Write all of the entries out again exactly, but not the images.

(Source records)

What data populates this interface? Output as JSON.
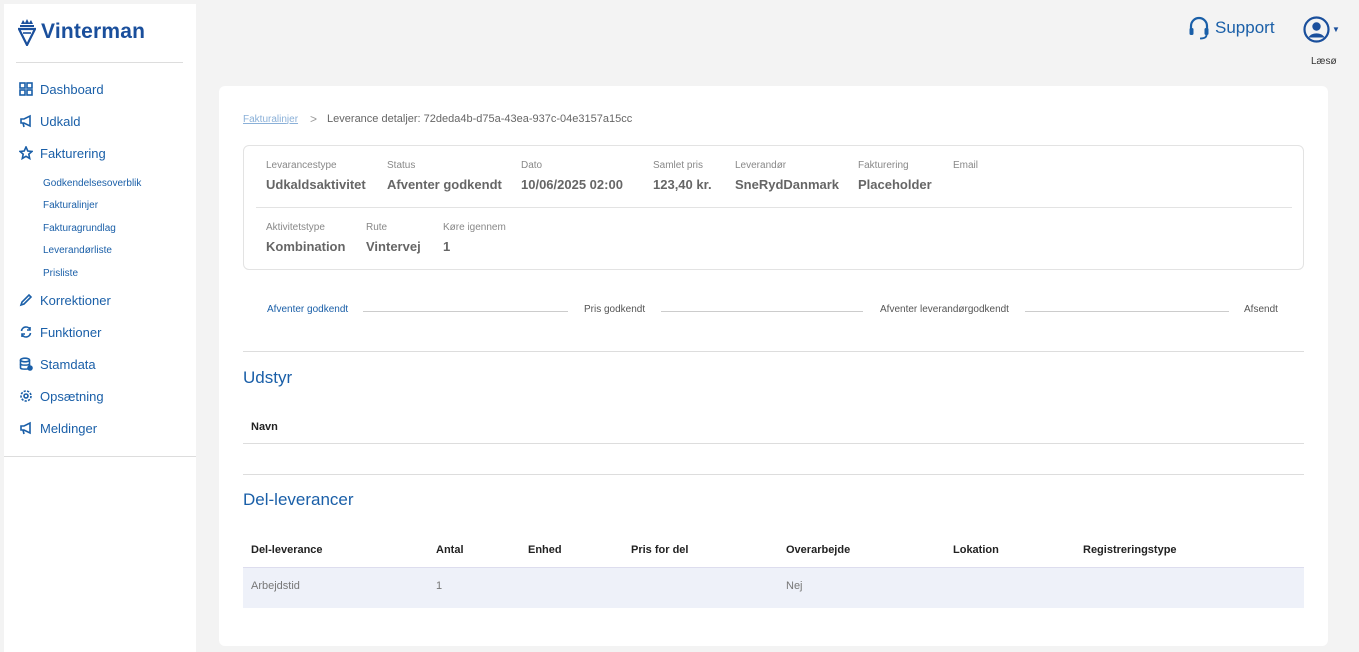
{
  "app": {
    "logo_text": "Vinterman"
  },
  "sidebar": {
    "items": [
      {
        "label": "Dashboard",
        "icon": "dashboard-icon"
      },
      {
        "label": "Udkald",
        "icon": "megaphone-icon"
      },
      {
        "label": "Fakturering",
        "icon": "star-icon"
      },
      {
        "label": "Korrektioner",
        "icon": "pencil-icon"
      },
      {
        "label": "Funktioner",
        "icon": "refresh-icon"
      },
      {
        "label": "Stamdata",
        "icon": "database-icon"
      },
      {
        "label": "Opsætning",
        "icon": "gear-icon"
      },
      {
        "label": "Meldinger",
        "icon": "megaphone-icon"
      }
    ],
    "subitems": [
      "Godkendelsesoverblik",
      "Fakturalinjer",
      "Fakturagrundlag",
      "Leverandørliste",
      "Prisliste"
    ]
  },
  "header": {
    "support_label": "Support",
    "user_name": "Læsø"
  },
  "breadcrumb": {
    "link": "Fakturalinjer",
    "current": "Leverance detaljer: 72deda4b-d75a-43ea-937c-04e3157a15cc"
  },
  "details": {
    "row1": [
      {
        "label": "Levarancestype",
        "value": "Udkaldsaktivitet"
      },
      {
        "label": "Status",
        "value": "Afventer godkendt"
      },
      {
        "label": "Dato",
        "value": "10/06/2025 02:00"
      },
      {
        "label": "Samlet pris",
        "value": "123,40 kr."
      },
      {
        "label": "Leverandør",
        "value": "SneRydDanmark"
      },
      {
        "label": "Fakturering",
        "value": "Placeholder"
      },
      {
        "label": "Email",
        "value": ""
      }
    ],
    "row2": [
      {
        "label": "Aktivitetstype",
        "value": "Kombination"
      },
      {
        "label": "Rute",
        "value": "Vintervej"
      },
      {
        "label": "Køre igennem",
        "value": "1"
      }
    ]
  },
  "steps": [
    "Afventer godkendt",
    "Pris godkendt",
    "Afventer leverandørgodkendt",
    "Afsendt"
  ],
  "active_step": 0,
  "udstyr": {
    "title": "Udstyr",
    "columns": [
      "Navn"
    ]
  },
  "del_leverancer": {
    "title": "Del-leverancer",
    "columns": [
      "Del-leverance",
      "Antal",
      "Enhed",
      "Pris for del",
      "Overarbejde",
      "Lokation",
      "Registreringstype"
    ],
    "rows": [
      [
        "Arbejdstid",
        "1",
        "",
        "",
        "Nej",
        "",
        ""
      ]
    ]
  },
  "colors": {
    "accent": "#1a5fa8",
    "brand": "#1a4f9c",
    "row_bg": "#eef1f9"
  }
}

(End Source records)

§ Response box
What data populates this interface? Output as JSON.
{
  "app": {
    "logo_text": "Vinterman"
  },
  "sidebar": {
    "items": [
      {
        "label": "Dashboard",
        "icon": "dashboard-icon"
      },
      {
        "label": "Udkald",
        "icon": "megaphone-icon"
      },
      {
        "label": "Fakturering",
        "icon": "star-icon"
      },
      {
        "label": "Korrektioner",
        "icon": "pencil-icon"
      },
      {
        "label": "Funktioner",
        "icon": "refresh-icon"
      },
      {
        "label": "Stamdata",
        "icon": "database-icon"
      },
      {
        "label": "Opsætning",
        "icon": "gear-icon"
      },
      {
        "label": "Meldinger",
        "icon": "megaphone-icon"
      }
    ],
    "subitems": [
      "Godkendelsesoverblik",
      "Fakturalinjer",
      "Fakturagrundlag",
      "Leverandørliste",
      "Prisliste"
    ]
  },
  "header": {
    "support_label": "Support",
    "user_name": "Læsø"
  },
  "breadcrumb": {
    "link": "Fakturalinjer",
    "current": "Leverance detaljer: 72deda4b-d75a-43ea-937c-04e3157a15cc"
  },
  "details": {
    "row1": [
      {
        "label": "Levarancestype",
        "value": "Udkaldsaktivitet"
      },
      {
        "label": "Status",
        "value": "Afventer godkendt"
      },
      {
        "label": "Dato",
        "value": "10/06/2025 02:00"
      },
      {
        "label": "Samlet pris",
        "value": "123,40 kr."
      },
      {
        "label": "Leverandør",
        "value": "SneRydDanmark"
      },
      {
        "label": "Fakturering",
        "value": "Placeholder"
      },
      {
        "label": "Email",
        "value": ""
      }
    ],
    "row2": [
      {
        "label": "Aktivitetstype",
        "value": "Kombination"
      },
      {
        "label": "Rute",
        "value": "Vintervej"
      },
      {
        "label": "Køre igennem",
        "value": "1"
      }
    ]
  },
  "steps": [
    "Afventer godkendt",
    "Pris godkendt",
    "Afventer leverandørgodkendt",
    "Afsendt"
  ],
  "active_step": 0,
  "udstyr": {
    "title": "Udstyr",
    "columns": [
      "Navn"
    ]
  },
  "del_leverancer": {
    "title": "Del-leverancer",
    "columns": [
      "Del-leverance",
      "Antal",
      "Enhed",
      "Pris for del",
      "Overarbejde",
      "Lokation",
      "Registreringstype"
    ],
    "rows": [
      [
        "Arbejdstid",
        "1",
        "",
        "",
        "Nej",
        "",
        ""
      ]
    ]
  },
  "colors": {
    "accent": "#1a5fa8",
    "brand": "#1a4f9c",
    "row_bg": "#eef1f9"
  }
}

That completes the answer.